Gavin Newman – Brand Director, Metropolis Studios: “Facilitating seamless artist collaboration is an absolute game changer in how artists will be able to work in the future and something that is a real work problem which we have started to solve, not just for the music industry but culturally right across the arts. I’m excited to see what commercial products, services and partnerships we can build around immersive virtual festivals distributed to audiences at home.”

Tiago Correia – Gaming & Next Gen Partnerships, Warner Music Group: “There’s definitely going to be a bigger pool of diverse talent that can be accessed via this technology as it lowers the geographical barriers to allow artists, songwriters, producers and musicians to collaborate in new ways. 5G can be used for music production, composition and rehearsals; it can transform anyone’s bedroom into a fully-fledged production studio, with access to other technologies and physical hardware in any professional studio regardless of its location. It will be interesting for labels to see how this technology can support the creation of diverse content and how it can be monetised in the future.”

David Owens, Head of Technical Trials at Virgin Media O2: “There are lots of different legacies from this project across different sectors, not least live entertainment. 5G networks can help reach new audiences using this technology and boost the creative process for artists. And there could be future use cases too, such as smart transport systems and remote consulting for doctors in the e-health space.”

Andrew Comben – Chief Executive, Brighton Dome & Brighton Festival: “5G offers potential for anyone, particularly young people, exploring music either on an amateur or early professional basis. With 5G we could provide greater opportunities for people who are otherwise isolated or working and living in communities that don’t have access to the experiences we offer.”

 “A future ambition would be to have an international collaboration, across 5G, that would allow for those musical and cross-cultural collaborations that you could only dream of.”

Jamie Gosney – Director & Owner, Sonosphere: “This project deserves to continue. We are just scratching the surface in terms of the technology we have already developed, but that will need extra funding. The extra funding would not only allow us to further develop and commercialise what we have already started, but would offer a safe investment for anyone willing to continue on this amazing journey with us.” 

Anthony Karydis – Founder and CEO, Mativision: “There will be a time where people will look back on the 5G Festival, referring to this event as the first music-based event of the metaverse.
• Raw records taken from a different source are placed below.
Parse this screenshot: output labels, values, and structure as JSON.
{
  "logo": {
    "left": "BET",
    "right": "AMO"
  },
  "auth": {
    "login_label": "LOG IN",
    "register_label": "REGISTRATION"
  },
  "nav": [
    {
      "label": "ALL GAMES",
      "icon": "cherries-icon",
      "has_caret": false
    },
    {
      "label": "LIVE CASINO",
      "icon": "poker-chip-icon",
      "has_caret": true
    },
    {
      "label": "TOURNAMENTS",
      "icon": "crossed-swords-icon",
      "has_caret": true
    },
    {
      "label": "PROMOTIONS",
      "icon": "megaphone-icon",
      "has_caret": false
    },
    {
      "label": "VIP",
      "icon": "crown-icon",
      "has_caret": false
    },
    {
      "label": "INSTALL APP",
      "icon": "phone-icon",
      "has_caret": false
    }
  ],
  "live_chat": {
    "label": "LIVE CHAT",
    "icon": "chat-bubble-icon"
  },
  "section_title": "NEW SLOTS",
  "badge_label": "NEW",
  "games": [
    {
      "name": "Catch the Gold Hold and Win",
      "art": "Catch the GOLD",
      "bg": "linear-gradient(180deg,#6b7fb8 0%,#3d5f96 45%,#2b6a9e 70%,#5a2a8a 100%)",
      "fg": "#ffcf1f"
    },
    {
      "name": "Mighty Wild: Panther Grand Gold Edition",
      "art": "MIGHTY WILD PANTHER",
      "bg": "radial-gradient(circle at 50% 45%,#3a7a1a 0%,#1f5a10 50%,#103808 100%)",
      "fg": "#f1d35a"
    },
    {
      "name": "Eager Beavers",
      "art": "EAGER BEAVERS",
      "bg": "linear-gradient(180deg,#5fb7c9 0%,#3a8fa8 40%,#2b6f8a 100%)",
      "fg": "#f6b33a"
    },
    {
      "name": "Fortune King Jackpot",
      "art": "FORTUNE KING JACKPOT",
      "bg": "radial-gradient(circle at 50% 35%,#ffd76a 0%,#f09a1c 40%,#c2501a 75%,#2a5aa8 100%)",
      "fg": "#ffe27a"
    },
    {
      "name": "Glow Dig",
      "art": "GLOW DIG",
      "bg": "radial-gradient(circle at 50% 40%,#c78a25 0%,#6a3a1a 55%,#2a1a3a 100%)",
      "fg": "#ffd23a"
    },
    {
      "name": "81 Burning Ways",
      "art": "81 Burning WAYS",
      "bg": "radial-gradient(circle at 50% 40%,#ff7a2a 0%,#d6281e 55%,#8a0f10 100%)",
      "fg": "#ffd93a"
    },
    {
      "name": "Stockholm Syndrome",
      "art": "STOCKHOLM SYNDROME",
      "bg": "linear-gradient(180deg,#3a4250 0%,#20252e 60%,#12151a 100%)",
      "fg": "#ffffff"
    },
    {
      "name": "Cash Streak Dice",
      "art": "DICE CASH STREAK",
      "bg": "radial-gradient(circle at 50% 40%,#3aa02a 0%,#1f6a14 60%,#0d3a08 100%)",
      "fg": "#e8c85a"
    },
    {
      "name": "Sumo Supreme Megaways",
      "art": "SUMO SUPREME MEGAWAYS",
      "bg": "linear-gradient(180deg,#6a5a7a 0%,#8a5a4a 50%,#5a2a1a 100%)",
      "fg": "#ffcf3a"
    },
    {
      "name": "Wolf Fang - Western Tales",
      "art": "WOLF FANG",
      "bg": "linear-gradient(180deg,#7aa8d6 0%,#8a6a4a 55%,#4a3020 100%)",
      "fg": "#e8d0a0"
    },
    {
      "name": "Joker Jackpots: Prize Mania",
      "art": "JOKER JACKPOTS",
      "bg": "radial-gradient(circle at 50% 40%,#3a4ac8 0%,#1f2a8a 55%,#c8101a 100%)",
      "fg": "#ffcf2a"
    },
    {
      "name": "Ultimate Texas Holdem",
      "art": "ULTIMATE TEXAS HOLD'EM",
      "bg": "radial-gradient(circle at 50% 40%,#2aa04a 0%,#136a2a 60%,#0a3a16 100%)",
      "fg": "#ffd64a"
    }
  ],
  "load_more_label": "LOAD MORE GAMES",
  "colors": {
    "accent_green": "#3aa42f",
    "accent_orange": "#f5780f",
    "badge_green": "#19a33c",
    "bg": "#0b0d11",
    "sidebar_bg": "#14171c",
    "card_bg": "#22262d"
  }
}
A lot of people talk about the Metaverse, with legless avatars doing the work, but we had real musicians transported, not physically, but virtually to different venues. There’s nothing stopping us doing that tomorrow with any venue provided we have the simplest of 5G infrastructures, as we found out.”